Thursday, January 26, 2012

100th Post: Downtown Dreams

Someone caught a big time fish.
Over the course of the last three years and 99 posts, I've been to a lot of forlorn places. I've seen broken windows, fallen bricks, crumbling mortar, long-dead dreams, ghost signs, signs of ghosts, signs of future ghosts. Whole buildings missing like teeth. Parking lots put in their places. Main Streets empty of the souls they were built for.

Lots of forlorn places.
This isn't one of them.

Today, we're going to talk about a YMCA. I'm surprised I haven't spoken about them before, actually. The Young Men's Christian Association started in 1844 and established activity centers in the hearts of American cities great and small. Their buildings were usually multistory and grand - here's a good example from Norfolk, Virginia. And another here.

Google Map
Today, Ys look like that (above), if they still exist.

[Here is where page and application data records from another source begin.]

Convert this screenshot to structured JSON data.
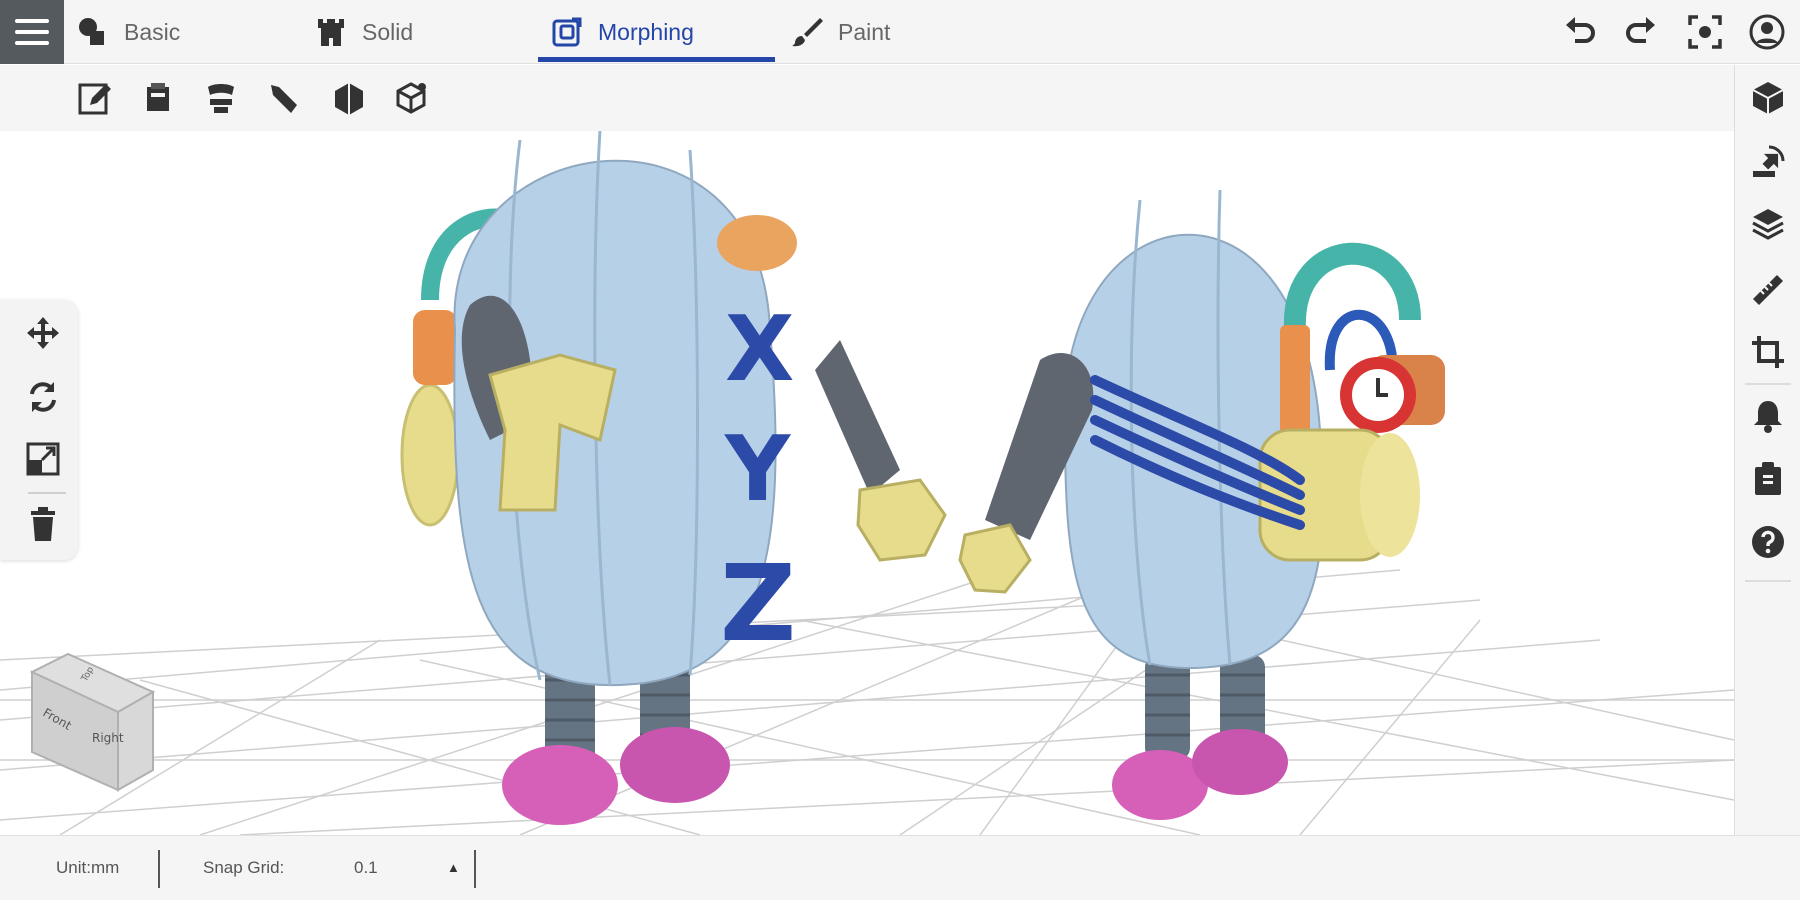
{
  "menu": {
    "icon": "hamburger-menu-icon"
  },
  "tabs": [
    {
      "label": "Basic",
      "icon": "shapes-icon",
      "active": false
    },
    {
      "label": "Solid",
      "icon": "castle-tower-icon",
      "active": false
    },
    {
      "label": "Morphing",
      "icon": "morph-cube-icon",
      "active": true
    },
    {
      "label": "Paint",
      "icon": "paintbrush-icon",
      "active": false
    }
  ],
  "top_actions": [
    "undo-icon",
    "redo-icon",
    "focus-frame-icon",
    "user-account-icon"
  ],
  "toolbar2": [
    "edit-pencil-icon",
    "bucket-icon",
    "morph-deform-icon",
    "bend-icon",
    "extrude-icon",
    "mesh-edit-icon"
  ],
  "right_rail": [
    "cube-view-icon",
    "import-icon",
    "layers-icon",
    "ruler-icon",
    "crop-icon",
    "notification-bell-icon",
    "clipboard-icon",
    "help-icon"
  ],
  "left_panel": [
    "move-arrows-icon",
    "rotate-icon",
    "scale-icon",
    "trash-icon"
  ],
  "view_cube": {
    "top_label": "Top",
    "front_label": "Front",
    "right_label": "Right"
  },
  "models": {
    "letters": [
      "X",
      "Y",
      "Z"
    ]
  },
  "status": {
    "unit_label": "Unit:mm",
    "snap_label": "Snap Grid:",
    "snap_value": "0.1",
    "snap_arrow": "▲"
  },
  "colors": {
    "accent": "#2346a8",
    "topbar_bg": "#f5f5f5",
    "menu_bg": "#555a5e",
    "body_blue": "#b6d0e8",
    "arm_gray": "#5f6670",
    "hand_yellow": "#e6dc8c",
    "shoe_pink": "#d660b8",
    "letters_blue": "#2c4aa8",
    "teal": "#46b4a8",
    "orange": "#e8904c",
    "red": "#d83434"
  }
}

In a lot of places, Little Rock included, the YMCA is a dying breed. Actually the above Y was the last one in Little Rock and it closed in December.

Google Map
The Y first showed up in Little Rock in 1885. Downtown went through three buildings since then, with the first one burning around 1915, the second built not far from there, and a third built in 1928 a few blocks from the second. We're talking about the third one.

If you squint, you can read the letters.
It was a fixture of downtown Little Rock. When Bill Clinton was governor, he would jog on the roof. In the 80s a TV movie was filmed inside. But by then white flight had bled downtown of all of its residents, and the Y was forced to close the building due to lack of interest.

It sat like that for 20 years.

Until 2010, that is, when Brad and Shellie Barnett bought the building from a holding company that hadn't put it to any good use. The roof was leaking, the paint was chipping, etc., etc. But that didn't matter to them. To them, the YMCA was a spark of life for a downtown Little Rock that desperately needed it.

So the Barnetts are repairing the YMCA. They live inside. Brad has an insurance agency on the first floor, and some businesses will be moving in later this year. I called the Barnetts, and they graciously gave me a tour of the building. It's really like nothing you've ever seen before.

The mission-style elements are everywhere, mixed in with fanciful Greek reliefs and columns. It feels like a hybrid of an Italian palazzo, a Spanish mission and the palace at Minos.

Oh. And the tile work.

It's amazing, and it's everywhere, absolutely everywhere. Just look at that staircase, where every step has a different design. (By an odd quirk, Shellie told me, the city still technically owns the tile work.) And check out this gem:

This would have meant something entirely different in 1928 than it does now. Besides that, the floor tiles are covered with symbols like the fleur de lis and others. All different. Everywhere.

There's a plaza in the center with a fountain:

The fountain looks like this
You can walk on some of the rooftops:

Work in progress, of course.
The above shot was formerly walled in and covered with cheap, 1970s materials. When it was taken out the Barnetts were surprised to find the beautiful floor tiles you can see there. (The 1970s addition looked like this.)

Did I mention there's a pool?

It's tough to see by looking at the pictures, but the whole thing is made of tile. The floor, the sides, everything. Shellie told me some of the pool experts she had visit were completely dumbfounded by that detail. Interestingly, one stipulation of the Barnetts using the building was that they must only use the pool for personal purposes. I know, right?

There's a bunch more that I didn't get to see, like an old basketball court and the rooms where people would spend the night (It's fun to stay at the YMCA, remember?). Here are some more exterior shots:

Bricks and Gutters

The plans call this a "balcony," but I wouldn't stand on it

You can see Regions Bank photobombing there

Left bars are original, right are near-perfect reconstruction

A new lantern, hand-made

More ornate bars


Ahh. I could go on and on. The Barnetts are really doing something wonderful here, and I love their enthusiasm for something that is greatly in need of enthusiasm. The YMCA might be dying, but the built legacy it left behind won't be dead anytime soon. I hope more people go downtown because of their efforts.

For some more (awesome) pictures of the old building, check out this gallery. They were taken by Paul Henry, chairman of the Little Rock YMCA board, in 2009, long before the Barnett's work began.


1 comment:

Barbara Duncan said...

Great blog, Luke. Too bad little biddy towns like I grew up in didn't have places like this.